EXERCISE INPUT below:

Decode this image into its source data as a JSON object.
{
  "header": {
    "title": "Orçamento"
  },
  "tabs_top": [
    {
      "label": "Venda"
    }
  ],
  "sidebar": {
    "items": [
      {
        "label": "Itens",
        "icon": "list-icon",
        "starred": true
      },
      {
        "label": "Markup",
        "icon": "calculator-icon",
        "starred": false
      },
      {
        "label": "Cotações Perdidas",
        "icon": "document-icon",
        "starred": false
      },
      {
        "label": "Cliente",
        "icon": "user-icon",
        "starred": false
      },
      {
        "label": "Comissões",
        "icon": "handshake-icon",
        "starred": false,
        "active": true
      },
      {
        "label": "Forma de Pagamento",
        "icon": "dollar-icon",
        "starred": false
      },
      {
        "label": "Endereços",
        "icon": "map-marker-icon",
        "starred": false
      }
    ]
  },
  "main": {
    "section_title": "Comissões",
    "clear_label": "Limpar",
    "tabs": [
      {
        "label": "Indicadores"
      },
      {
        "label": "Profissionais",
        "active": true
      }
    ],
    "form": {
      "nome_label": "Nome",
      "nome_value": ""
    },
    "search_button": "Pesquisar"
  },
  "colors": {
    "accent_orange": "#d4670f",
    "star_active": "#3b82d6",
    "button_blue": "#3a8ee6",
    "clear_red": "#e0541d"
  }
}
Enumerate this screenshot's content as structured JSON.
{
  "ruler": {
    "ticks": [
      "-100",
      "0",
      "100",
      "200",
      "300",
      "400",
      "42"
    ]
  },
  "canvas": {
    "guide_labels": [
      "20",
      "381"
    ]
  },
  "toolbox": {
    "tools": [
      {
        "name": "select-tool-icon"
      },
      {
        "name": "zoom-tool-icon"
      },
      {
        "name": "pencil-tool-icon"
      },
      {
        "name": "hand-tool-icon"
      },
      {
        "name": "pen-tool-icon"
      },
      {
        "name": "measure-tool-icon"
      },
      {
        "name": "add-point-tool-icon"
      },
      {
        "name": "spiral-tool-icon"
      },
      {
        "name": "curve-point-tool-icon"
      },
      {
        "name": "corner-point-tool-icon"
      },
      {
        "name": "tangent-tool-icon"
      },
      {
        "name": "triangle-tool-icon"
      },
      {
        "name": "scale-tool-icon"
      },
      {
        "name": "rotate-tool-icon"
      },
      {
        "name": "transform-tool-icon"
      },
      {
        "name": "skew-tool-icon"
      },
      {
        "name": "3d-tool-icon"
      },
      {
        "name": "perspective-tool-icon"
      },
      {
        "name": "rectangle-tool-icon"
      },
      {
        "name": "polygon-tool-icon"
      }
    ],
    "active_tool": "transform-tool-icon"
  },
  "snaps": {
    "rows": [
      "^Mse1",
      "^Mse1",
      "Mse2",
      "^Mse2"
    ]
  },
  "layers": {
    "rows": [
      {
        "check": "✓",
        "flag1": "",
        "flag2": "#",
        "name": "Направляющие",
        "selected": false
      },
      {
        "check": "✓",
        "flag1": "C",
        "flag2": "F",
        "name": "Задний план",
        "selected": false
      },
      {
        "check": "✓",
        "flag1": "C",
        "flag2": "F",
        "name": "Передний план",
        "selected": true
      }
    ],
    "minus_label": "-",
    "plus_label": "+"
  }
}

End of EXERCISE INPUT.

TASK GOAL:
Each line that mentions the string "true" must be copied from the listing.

RESPONSE FOR THIS EXERCISE:
        "starred": true
        "active": true
        "active": true
        "selected": true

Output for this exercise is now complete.